#### About this exercise
Copy each entry exactly, leaving nothing out.
▬▬▬
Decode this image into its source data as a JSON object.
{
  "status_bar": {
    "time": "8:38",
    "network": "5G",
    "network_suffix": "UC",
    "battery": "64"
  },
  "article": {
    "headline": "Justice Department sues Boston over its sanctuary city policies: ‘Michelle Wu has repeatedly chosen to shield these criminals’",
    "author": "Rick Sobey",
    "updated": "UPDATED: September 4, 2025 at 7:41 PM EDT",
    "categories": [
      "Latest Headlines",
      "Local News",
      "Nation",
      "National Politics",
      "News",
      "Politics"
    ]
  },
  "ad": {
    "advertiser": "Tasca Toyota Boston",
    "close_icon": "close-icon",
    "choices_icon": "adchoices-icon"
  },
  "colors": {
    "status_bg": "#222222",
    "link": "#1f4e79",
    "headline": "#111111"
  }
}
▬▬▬
#### Output of the exercise
Decode this image into its source data as a JSON object.
{
  "status_bar": {
    "time": "8:38",
    "network": "5G",
    "network_suffix": "UC",
    "battery": "64"
  },
  "article": {
    "headline": "Justice Department sues Boston over its sanctuary city policies: ‘Michelle Wu has repeatedly chosen to shield these criminals’",
    "author": "Rick Sobey",
    "updated": "UPDATED: September 4, 2025 at 7:41 PM EDT",
    "categories": [
      "Latest Headlines",
      "Local News",
      "Nation",
      "National Politics",
      "News",
      "Politics"
    ]
  },
  "ad": {
    "advertiser": "Tasca Toyota Boston",
    "close_icon": "close-icon",
    "choices_icon": "adchoices-icon"
  },
  "colors": {
    "status_bg": "#222222",
    "link": "#1f4e79",
    "headline": "#111111"
  }
}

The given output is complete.